You’ve all seen the bespectacled, geekish man with cell phone firmly pressed against his ear moving about the country asking the anonymous person on the other end of the line again and again, “Can you hear me now?” It has been one of the most successful promotional gimmicks in recent years and that ingenious tagline has become a catchword for a modern generation, much like “where’s the beef?” was in the 1980s.
The point was, of course, to show that Verizon had more coverage than any other competitor and one would have to be, say, underwater so as to not be able to complete a connection.
I know of One whose coverage is so Sprint-pin-drop-clear and Verizon-wide (times eternity) that the sharpness and clarity of the “Let there be Light!” that thundered into time and space many millennia ago is still explicitly articulate today. Same Voice. Ageless. Commanding. Clear.
I recall sitting in my junior high school speech class in 1973 and hearing my teacher say that every word that has ever been spoken is still trapped in our atmosphere-Lincoln’s address at Gettysburg, John Adams’ fervent appeals at the First Continental Congress, or the cry of warning from a sailor aboard the Titanic. Trouble is, we haven’t the tools to capture them.
Ah, but the One Voice that trumps them all, we can hear. James tells us we have the tools to hear God with amazing clarity. The same James who grew up with Jesus and knew His Voice quite distinctly tells us we can hear His Voice.
Are you listening?
I want to hear God, you say. You hear of others speaking so freely about “God told me this…” “God spoke to me last night…” and your frustration level rises. Why can’t that be me? Why can’t I hear Him like that?
“Camel Knees” (a.k.a. James, because he spent so much time on his knees listening for his Elder Brother’s Voice) gives us a clue as subtle as a sledgehammer: “putting aside all filthiness and all that remains of wickedness, in humility receive the word implanted…” (James 1:21). The word translated “filthiness” is closely related to a word meaning ‘ear wax’! He is telling us that many cannot hear because of the ghastly buildup and the passageway is blocked. Let me illustrate.
I am in a wheelchair at present (duh). Through my 27 years of disability I have been asked to come over to people’s homes countless times, and, many of those times have been hindered from going too far inside because of steps, rooms crowded with furniture, narrow doorways, what have you.
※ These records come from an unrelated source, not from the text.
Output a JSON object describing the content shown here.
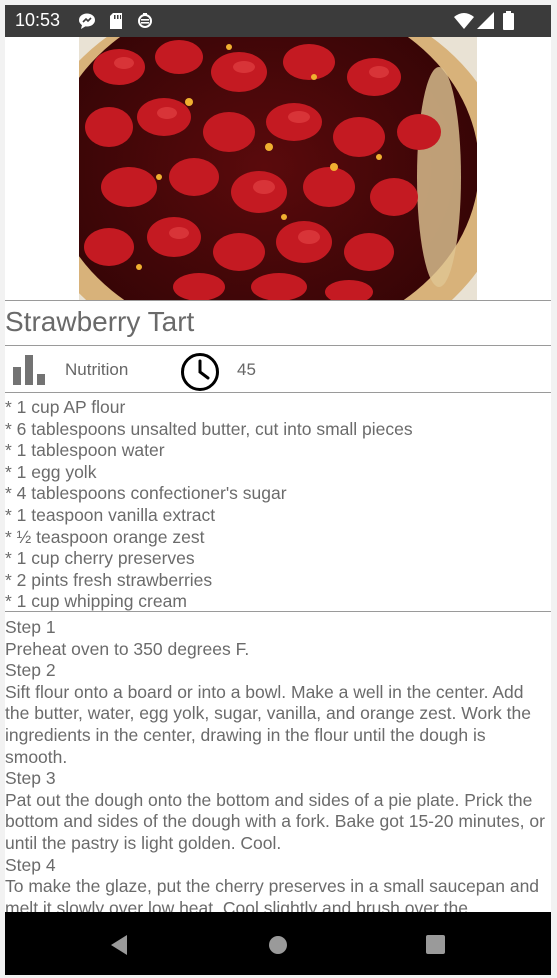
{
  "status_bar": {
    "time": "10:53"
  },
  "recipe": {
    "title": "Strawberry Tart",
    "nutrition_label": "Nutrition",
    "time_value": "45",
    "ingredients": [
      "* 1 cup AP flour",
      "* 6 tablespoons unsalted butter, cut into small pieces",
      "* 1 tablespoon water",
      "* 1 egg yolk",
      "* 4 tablespoons confectioner's sugar",
      "* 1 teaspoon vanilla extract",
      "* ½ teaspoon orange zest",
      "* 1 cup cherry preserves",
      "* 2 pints fresh strawberries",
      "* 1 cup whipping cream"
    ],
    "steps": [
      {
        "label": "Step 1",
        "text": "Preheat oven to 350 degrees F."
      },
      {
        "label": "Step 2",
        "text": "Sift flour onto a board or into a bowl. Make a well in the center. Add the butter, water, egg yolk, sugar, vanilla, and orange zest. Work the ingredients in the center, drawing in the flour until the dough is smooth."
      },
      {
        "label": "Step 3",
        "text": "Pat out the dough onto the bottom and sides of a pie plate. Prick the bottom and sides of the dough with a fork. Bake got 15-20 minutes, or until the pastry is light golden. Cool."
      },
      {
        "label": "Step 4",
        "text": "To make the glaze, put the cherry preserves in a small saucepan and melt it slowly over low heat. Cool slightly and brush over the"
      }
    ]
  },
  "icons": {
    "nutrition": "bar-chart-icon",
    "time": "clock-icon",
    "back": "back-icon",
    "home": "home-icon",
    "recents": "recents-icon"
  },
  "colors": {
    "status_bar_bg": "#3b3b3b",
    "nav_bar_bg": "#000000",
    "text": "#6b6b6b"
  }
}
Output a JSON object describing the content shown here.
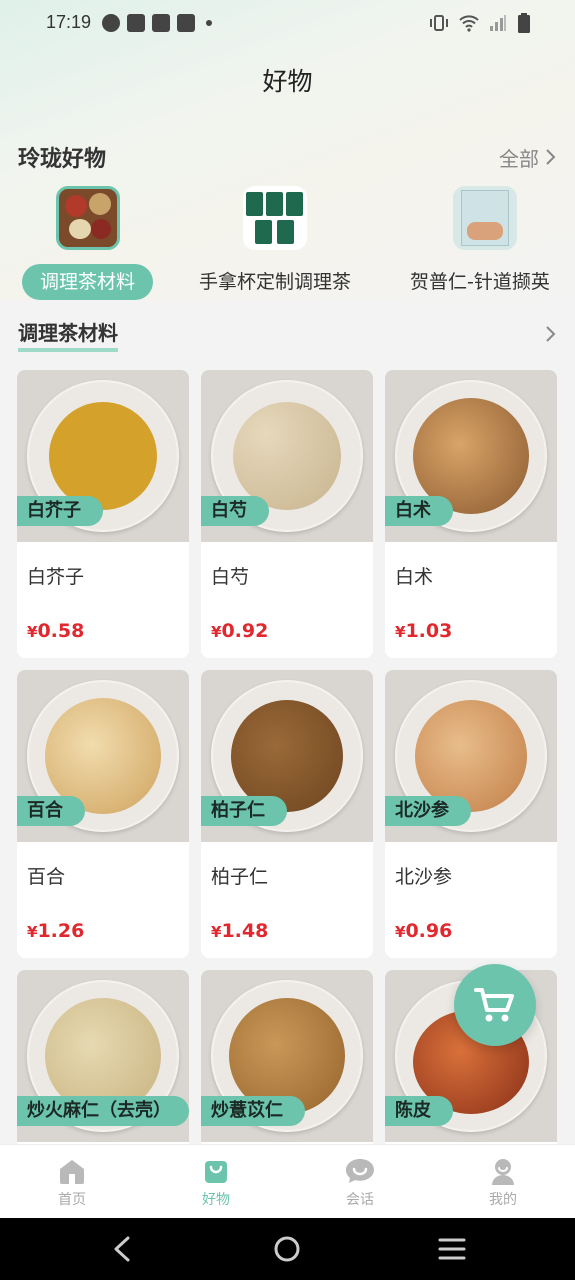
{
  "status_bar": {
    "time": "17:19"
  },
  "page": {
    "title": "好物"
  },
  "section": {
    "title": "玲珑好物",
    "all_label": "全部"
  },
  "categories": [
    {
      "label": "调理茶材料",
      "active": true
    },
    {
      "label": "手拿杯定制调理茶",
      "active": false
    },
    {
      "label": "贺普仁-针道撷英",
      "active": false
    }
  ],
  "sub_section": {
    "title": "调理茶材料"
  },
  "currency": "¥",
  "products": [
    {
      "tag": "白芥子",
      "name": "白芥子",
      "price": "0.58",
      "color": "#d4a12a"
    },
    {
      "tag": "白芍",
      "name": "白芍",
      "price": "0.92",
      "color": "#d9c8a8"
    },
    {
      "tag": "白术",
      "name": "白术",
      "price": "1.03",
      "color": "#a86f3d"
    },
    {
      "tag": "百合",
      "name": "百合",
      "price": "1.26",
      "color": "#e3c88e"
    },
    {
      "tag": "柏子仁",
      "name": "柏子仁",
      "price": "1.48",
      "color": "#8a5a2e"
    },
    {
      "tag": "北沙参",
      "name": "北沙参",
      "price": "0.96",
      "color": "#d6a06a"
    },
    {
      "tag": "炒火麻仁（去壳）",
      "name": "",
      "price": "",
      "color": "#d8c79a"
    },
    {
      "tag": "炒薏苡仁",
      "name": "",
      "price": "",
      "color": "#b07a3a"
    },
    {
      "tag": "陈皮",
      "name": "",
      "price": "",
      "color": "#c0502a"
    }
  ],
  "tabs": [
    {
      "label": "首页",
      "icon": "home-icon",
      "active": false
    },
    {
      "label": "好物",
      "icon": "bag-icon",
      "active": true
    },
    {
      "label": "会话",
      "icon": "chat-icon",
      "active": false
    },
    {
      "label": "我的",
      "icon": "user-icon",
      "active": false
    }
  ],
  "colors": {
    "accent": "#6cc4ad",
    "price": "#e0282e"
  }
}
I believe we come to the Word in much the same way. “Come in, Lord. Speak to me.” Yet there is so much clutter, off-limits rooms, and, excuse me, wax buildup, that our Lord can get no further than the foyer of our hearts.
He’s always speaking. Am I listening? Can I hear?
In the same verse James tells us to “receive the Word with humility.” Guess what else hinders my hearing God? Selective hearing. When my agenda will overrule His Word to me, I will not hear. When I am already prejudiced against and deaf to Truth, He won’t waste words on me. But doers of the Word (v22) will have the blessing of a streaming dialogue with the Almighty!
When the LORD called Abraham, He only had to say His name once and he said, “Here, LORD.” Such was the condition of the old patriarch’s heart. God knew His man had an abiding “yes” within and the two could share an ongoing conversation all his days. Guess they had Q-Tips back then, too.
Clean ears. Open hearts. Obedient lives. Want to hear God? Now you’re on the right frequency.